Zak Mitchell, who serves at Noel Wien Library, helped to start a Virtual Storytime program while the library building is closed to the Public.
Brynn Butler, who has served with the Fairbanks Reentry Coalition since August of last year, has begun working directly with homeless clients at a warming center, taking temperatures and sewing face masks.
“I think we’re more important than ever to our organizations,” Varner said."
Read the full story at KTVF's website.
What it's like being on the other side?
By Vicki Slobodyanik, Love INC. VISTA '19-20
The Fairbanks Reentry Coalition held a Reentry Simulation that I was able to be a part of. It was a very good opportunity to experience the life of someone who was incarcerated and is reentering society.
By Ashton Varner, VISTA Team Leader '19-20
The 2019 Community Needs Drive was even bigger than 2018! We owe our success to our team and so many other community members.
Thank you to Love In the Name of Christ of the Tanana Valley for hosting our event, even though you had only recently moved into your location. Thank you to The Salvation Army - Fairbanks Corps for providing hot drinks, bottled water and snacks for our volunteers and donors.
Thank you to everyone who helped me promote this event: Julie Doll who passed out flyers in parts of the community that are hard for me to reach such as military bases and Salcha, Rob Prince of KFBX 970 for having us on morning radio, Cheryl Upshaw for the fantastic piece in the Daily News-Miner and Andrew Hawkins at News 11 for helping us make the 7 o’clock news.
Thank you to the donors who brought bags, boxes and totes full of items.
95% of our requests were filled and some donations came all the way from Nenana!
Thank you to the 10 local non-profit agencies who participated and allowed us to serve them through this event. We appreciate the work you do in our community all year round.

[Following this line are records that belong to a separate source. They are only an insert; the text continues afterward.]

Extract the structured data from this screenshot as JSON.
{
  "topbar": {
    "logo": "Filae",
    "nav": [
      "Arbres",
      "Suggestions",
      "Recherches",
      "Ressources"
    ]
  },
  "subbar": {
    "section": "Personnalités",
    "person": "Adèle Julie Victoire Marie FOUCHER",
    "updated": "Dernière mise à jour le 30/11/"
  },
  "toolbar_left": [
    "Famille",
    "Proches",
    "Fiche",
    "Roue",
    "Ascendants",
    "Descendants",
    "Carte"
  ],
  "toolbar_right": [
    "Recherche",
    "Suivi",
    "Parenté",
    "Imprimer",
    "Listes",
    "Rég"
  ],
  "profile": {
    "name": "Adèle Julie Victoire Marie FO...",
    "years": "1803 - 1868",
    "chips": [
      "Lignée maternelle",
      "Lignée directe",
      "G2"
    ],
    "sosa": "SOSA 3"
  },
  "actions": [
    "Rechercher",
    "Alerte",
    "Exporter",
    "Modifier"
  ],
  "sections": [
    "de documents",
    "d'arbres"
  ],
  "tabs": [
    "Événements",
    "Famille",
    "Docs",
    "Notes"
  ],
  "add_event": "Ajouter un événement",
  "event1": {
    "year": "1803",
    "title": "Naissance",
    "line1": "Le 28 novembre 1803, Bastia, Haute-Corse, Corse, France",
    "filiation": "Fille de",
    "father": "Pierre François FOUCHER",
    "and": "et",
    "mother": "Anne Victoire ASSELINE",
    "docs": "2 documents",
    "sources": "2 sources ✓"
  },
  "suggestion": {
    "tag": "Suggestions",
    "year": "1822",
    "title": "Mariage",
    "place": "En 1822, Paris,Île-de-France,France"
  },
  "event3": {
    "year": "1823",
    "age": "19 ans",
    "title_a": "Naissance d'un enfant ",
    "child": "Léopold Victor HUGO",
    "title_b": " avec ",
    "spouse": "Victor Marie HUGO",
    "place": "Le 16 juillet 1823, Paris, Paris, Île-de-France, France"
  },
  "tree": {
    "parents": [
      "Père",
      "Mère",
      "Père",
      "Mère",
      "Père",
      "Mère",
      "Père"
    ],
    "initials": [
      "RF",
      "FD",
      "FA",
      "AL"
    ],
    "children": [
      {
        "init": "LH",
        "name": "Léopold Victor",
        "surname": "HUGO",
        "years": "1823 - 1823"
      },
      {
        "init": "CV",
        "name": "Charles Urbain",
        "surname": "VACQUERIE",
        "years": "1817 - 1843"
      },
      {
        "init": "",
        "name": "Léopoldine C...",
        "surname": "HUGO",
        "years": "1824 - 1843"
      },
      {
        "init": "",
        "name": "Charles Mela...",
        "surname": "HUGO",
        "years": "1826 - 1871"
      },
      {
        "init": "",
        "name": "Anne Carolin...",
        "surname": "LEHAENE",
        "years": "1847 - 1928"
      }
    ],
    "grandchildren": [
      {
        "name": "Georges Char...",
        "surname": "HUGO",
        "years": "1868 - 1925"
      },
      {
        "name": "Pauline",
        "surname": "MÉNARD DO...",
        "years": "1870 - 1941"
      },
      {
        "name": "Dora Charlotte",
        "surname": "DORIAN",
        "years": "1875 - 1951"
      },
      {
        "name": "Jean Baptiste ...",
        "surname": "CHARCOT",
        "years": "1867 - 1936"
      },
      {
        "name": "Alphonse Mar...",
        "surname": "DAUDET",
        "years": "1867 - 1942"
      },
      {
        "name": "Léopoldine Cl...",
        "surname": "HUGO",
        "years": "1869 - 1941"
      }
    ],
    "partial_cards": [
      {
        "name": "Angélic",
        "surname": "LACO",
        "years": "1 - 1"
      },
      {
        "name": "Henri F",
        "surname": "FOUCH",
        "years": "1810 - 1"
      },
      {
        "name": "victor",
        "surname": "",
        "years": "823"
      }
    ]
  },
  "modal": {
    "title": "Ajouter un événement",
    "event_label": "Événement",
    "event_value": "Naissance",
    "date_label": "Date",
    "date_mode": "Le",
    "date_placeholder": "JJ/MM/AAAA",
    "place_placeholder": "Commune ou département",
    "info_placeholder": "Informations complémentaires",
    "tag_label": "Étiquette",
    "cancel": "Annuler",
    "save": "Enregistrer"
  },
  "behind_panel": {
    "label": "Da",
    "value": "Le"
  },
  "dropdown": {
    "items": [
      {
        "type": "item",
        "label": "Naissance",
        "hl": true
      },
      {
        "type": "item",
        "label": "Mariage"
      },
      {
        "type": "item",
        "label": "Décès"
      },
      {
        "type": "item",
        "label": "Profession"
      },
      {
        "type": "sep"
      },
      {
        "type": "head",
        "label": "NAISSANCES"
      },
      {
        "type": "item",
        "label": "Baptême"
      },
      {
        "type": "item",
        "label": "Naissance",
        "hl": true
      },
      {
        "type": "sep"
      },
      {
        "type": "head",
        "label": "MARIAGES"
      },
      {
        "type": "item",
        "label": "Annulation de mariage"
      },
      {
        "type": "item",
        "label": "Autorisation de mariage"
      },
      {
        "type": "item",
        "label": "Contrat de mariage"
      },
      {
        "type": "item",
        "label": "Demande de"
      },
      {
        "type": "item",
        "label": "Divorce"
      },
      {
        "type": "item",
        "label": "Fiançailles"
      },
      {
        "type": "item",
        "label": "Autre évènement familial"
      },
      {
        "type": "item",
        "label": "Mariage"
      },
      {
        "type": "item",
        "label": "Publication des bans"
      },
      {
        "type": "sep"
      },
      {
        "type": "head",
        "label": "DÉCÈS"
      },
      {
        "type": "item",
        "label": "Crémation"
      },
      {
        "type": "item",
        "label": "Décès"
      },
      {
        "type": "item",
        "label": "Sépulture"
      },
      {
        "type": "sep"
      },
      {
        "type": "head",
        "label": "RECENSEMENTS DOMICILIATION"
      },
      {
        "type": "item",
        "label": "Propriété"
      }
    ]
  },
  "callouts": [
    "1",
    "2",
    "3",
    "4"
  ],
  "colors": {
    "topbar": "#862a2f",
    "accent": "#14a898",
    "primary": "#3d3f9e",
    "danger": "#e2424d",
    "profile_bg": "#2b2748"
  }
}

If you are still interested in donating, please see our list of requested items, contact the agencies directly and ask if they still need specific items.
See you next year!